There are signs Bakiev, who was initially hailed as a democratic reformer in the wake of the Tulip Revolutin, may already be doing this. Bakiev has used this specter in part to increase his control over state security apparatuses, while restructuring the government to afford him the power to dissolve parliament as necessary. These have coincided with a spate of violence previously unseen in the republic. Journalists and opposition members have become victims of brutal attacks, some of which have proven fatal. Of recent note is the case of Gennady Pavyluk, an ethnic Russian Kyrgyz journalist who was thrown from the sixth floor of an apartment building in neighboring Kazakhstan.

For its part, the proposed base opening represents no shift in U.S. policy. When Russia's bribes threatened the closure of the Manas Air Base, Obama wrote Bakiev a letter praising his contributions to the war on terror – yet his own domestic abuses are seldom mentioned by the U.S. administration. While State Department officials have acknowledged some human-rights violations, the government has taken few active steps in denouncing them. Even so, pressuring Bakiev to change course through incentives with strings attached would likely just push the nation more toward the Russian sphere of influence.

To complicate matters, the dissolution of the Soviet Union in 1991 forced a politically rooted realignment of irrigation channels and power grids in the former Soviet republics, leading to the rapid desertification of the Aral Sea in the 1990s and creating power struggles that have left swaths of people periodically in the dark. Energy woes and water scarcity, compounded by endemic corruption and a lack of basic education and healthcare, could lead to serious destabilization in neighboring Tajikistan, a conclusion recently reached by the International Crisis Group and the Centre for Eastern Studies in Warsaw.

Kyrgyzstan must be prepared to deal with an influx of refugees across its porously bordered Ferghana Valley should that occur, while simultaneously shielding its own populace from the possibility of state failure. Doing this will require constructive foreign aid, government openness and infrastructure improvement, all of which will continue to elude the Central Asian republic should it keep chasing ghosts, be they among its urban civil society or in its rural mosques.

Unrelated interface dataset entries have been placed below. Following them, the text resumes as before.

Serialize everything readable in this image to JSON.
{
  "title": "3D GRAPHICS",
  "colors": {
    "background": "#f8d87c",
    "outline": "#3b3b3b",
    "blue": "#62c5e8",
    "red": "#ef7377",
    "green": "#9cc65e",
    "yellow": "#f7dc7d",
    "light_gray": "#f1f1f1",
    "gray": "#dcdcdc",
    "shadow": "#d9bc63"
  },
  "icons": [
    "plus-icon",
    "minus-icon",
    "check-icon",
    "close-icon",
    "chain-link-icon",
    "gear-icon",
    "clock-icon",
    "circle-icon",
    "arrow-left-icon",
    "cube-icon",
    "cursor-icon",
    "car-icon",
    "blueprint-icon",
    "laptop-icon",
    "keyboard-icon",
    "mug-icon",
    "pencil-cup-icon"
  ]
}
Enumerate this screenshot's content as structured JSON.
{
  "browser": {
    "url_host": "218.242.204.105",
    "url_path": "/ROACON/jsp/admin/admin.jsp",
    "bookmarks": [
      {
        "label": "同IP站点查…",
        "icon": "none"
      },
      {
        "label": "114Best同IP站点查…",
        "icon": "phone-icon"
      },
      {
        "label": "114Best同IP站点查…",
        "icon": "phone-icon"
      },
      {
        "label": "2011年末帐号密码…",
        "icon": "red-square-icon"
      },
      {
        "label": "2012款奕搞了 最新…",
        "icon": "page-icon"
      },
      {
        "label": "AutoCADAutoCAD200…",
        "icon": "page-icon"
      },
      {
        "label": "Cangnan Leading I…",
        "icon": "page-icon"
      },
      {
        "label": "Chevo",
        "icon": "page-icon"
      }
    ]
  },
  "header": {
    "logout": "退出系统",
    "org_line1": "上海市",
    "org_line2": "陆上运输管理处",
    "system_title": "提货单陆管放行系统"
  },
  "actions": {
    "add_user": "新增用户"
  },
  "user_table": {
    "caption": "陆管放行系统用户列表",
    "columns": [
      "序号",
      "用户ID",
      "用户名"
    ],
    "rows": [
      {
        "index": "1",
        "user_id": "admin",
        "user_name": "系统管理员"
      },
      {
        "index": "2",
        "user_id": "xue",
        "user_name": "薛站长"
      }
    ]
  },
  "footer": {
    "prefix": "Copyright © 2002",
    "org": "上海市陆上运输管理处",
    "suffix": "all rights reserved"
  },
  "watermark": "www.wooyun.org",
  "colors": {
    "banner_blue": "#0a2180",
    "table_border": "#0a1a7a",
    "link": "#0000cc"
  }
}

For the benefit of Kyrgyzstan and regional security, international efforts must be made to focus on civilian aid and infrastructure improvement. The U.S. must focus less on countering Russian defensive contributions tit-for-tat, and instead on distributing to Kyrgyzstan the medical, educational and utility-repair and construction resources necessary to ensure a stable civil society. Such improvements will elevate the standard of living while undermining Islamist recruiting clarions. Any long-lasting, significant effort will require government initiative and support. Bakiev must allow for the proliferation of peaceful Islam, which has experienced a noted resurgence in the Central Asian republics since the fall of the Iron Curtain. The democratic entrance of the Islamic Renaissance Party in the political dialog of Tajikistan should be evidence of Islam's possible integration into politics – yet it took a vicious civil war to illustrate this to the Tajik opposition. Hopefully Bakiev will not continue wielding such a heavy hand in coming years, lest his policies provide the breeding ground for an inchoate insurrection.